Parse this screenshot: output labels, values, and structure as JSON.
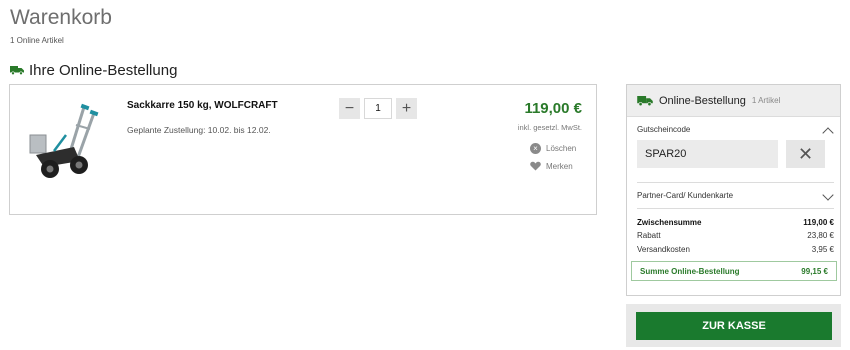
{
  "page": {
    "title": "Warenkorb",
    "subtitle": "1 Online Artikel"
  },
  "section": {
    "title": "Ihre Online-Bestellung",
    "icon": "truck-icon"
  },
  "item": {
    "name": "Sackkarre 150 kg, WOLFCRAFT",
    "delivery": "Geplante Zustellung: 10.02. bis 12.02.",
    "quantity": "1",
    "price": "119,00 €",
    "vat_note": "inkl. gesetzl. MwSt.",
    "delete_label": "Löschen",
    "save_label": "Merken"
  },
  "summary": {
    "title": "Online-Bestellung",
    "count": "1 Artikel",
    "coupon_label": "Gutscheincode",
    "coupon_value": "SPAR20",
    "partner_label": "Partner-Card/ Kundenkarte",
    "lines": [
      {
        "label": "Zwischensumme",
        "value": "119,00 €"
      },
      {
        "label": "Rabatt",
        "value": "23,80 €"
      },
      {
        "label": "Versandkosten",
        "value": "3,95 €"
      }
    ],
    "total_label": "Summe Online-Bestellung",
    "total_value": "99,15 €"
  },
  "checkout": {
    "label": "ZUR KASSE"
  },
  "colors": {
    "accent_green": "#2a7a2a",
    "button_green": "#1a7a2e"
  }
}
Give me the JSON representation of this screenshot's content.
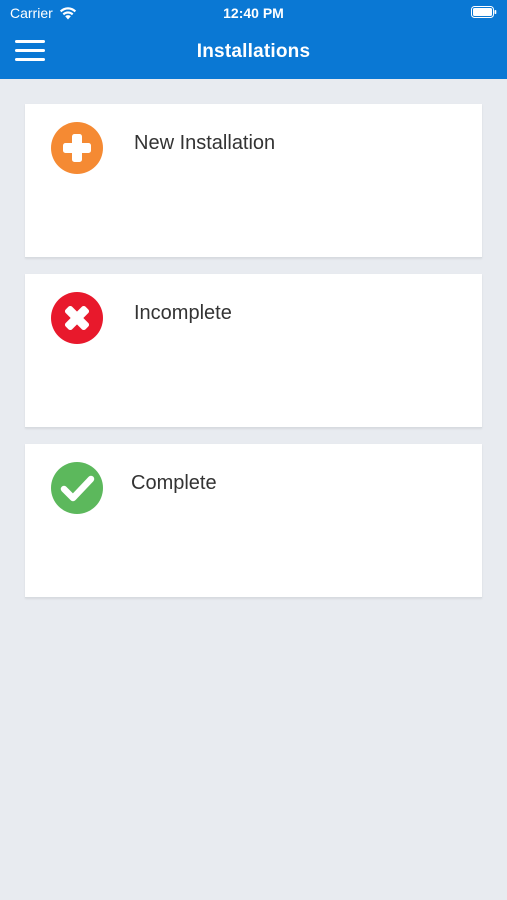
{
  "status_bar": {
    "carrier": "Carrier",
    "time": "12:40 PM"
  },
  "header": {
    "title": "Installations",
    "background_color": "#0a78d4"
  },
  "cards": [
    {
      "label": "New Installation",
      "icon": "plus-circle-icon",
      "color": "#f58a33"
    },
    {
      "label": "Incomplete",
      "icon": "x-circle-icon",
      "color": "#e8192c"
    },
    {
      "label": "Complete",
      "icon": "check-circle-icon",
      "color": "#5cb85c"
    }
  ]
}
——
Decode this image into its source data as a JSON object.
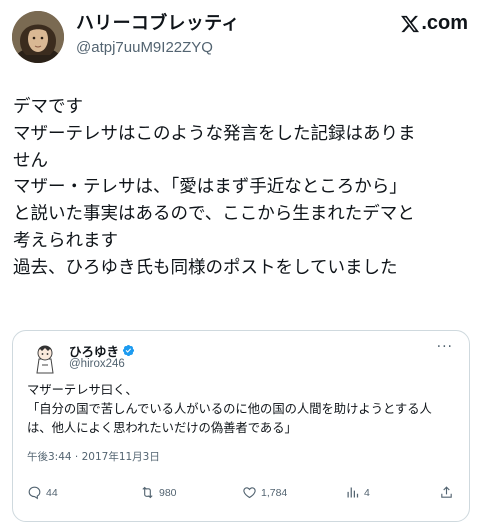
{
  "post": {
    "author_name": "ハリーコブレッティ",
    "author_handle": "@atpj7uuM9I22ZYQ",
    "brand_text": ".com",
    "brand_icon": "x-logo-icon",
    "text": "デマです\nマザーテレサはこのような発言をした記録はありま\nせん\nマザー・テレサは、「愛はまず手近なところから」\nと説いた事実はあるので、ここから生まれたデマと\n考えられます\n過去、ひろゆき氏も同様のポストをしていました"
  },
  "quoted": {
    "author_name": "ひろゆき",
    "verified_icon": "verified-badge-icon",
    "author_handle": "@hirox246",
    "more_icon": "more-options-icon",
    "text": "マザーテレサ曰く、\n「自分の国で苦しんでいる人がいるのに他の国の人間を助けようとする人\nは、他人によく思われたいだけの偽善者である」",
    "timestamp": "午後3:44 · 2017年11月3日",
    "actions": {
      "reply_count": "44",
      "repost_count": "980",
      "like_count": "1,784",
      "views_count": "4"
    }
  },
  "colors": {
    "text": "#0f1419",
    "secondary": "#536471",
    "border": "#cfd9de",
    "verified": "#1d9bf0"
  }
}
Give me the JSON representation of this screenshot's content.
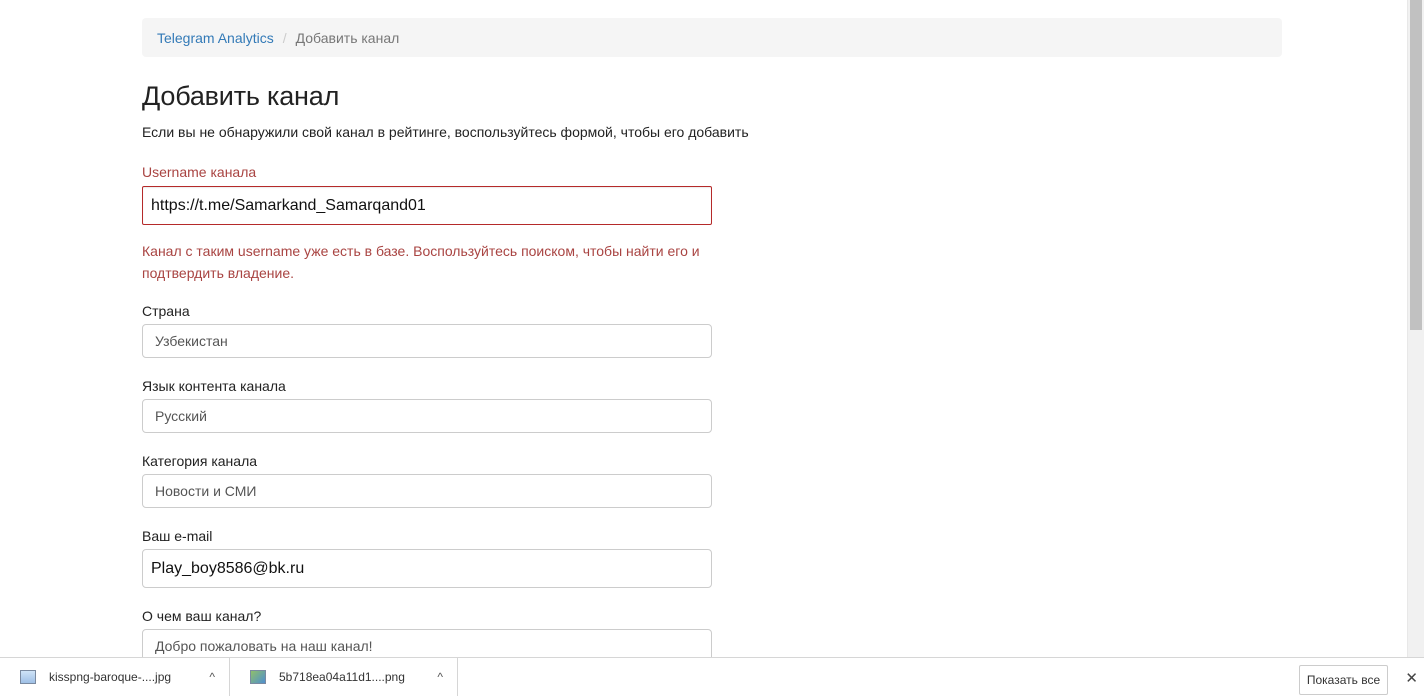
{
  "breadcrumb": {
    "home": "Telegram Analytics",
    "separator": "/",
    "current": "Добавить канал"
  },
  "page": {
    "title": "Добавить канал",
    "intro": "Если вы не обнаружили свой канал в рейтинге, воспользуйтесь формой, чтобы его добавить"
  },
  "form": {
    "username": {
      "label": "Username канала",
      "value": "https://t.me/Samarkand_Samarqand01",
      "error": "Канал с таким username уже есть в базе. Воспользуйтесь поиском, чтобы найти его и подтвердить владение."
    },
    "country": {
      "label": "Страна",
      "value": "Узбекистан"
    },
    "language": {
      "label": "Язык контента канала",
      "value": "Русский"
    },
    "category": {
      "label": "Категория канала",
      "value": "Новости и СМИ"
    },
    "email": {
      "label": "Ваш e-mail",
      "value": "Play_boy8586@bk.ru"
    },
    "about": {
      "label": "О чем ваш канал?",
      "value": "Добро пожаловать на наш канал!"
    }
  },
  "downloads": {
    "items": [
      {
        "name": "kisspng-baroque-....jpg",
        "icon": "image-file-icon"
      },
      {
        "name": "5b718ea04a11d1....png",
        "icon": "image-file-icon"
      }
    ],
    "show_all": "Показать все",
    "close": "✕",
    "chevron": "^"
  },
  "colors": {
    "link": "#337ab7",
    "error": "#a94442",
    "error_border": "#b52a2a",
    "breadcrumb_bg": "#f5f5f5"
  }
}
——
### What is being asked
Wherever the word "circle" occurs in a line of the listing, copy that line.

### Task output
      "icon": "plus-circle-icon",
      "icon": "x-circle-icon",
      "icon": "check-circle-icon",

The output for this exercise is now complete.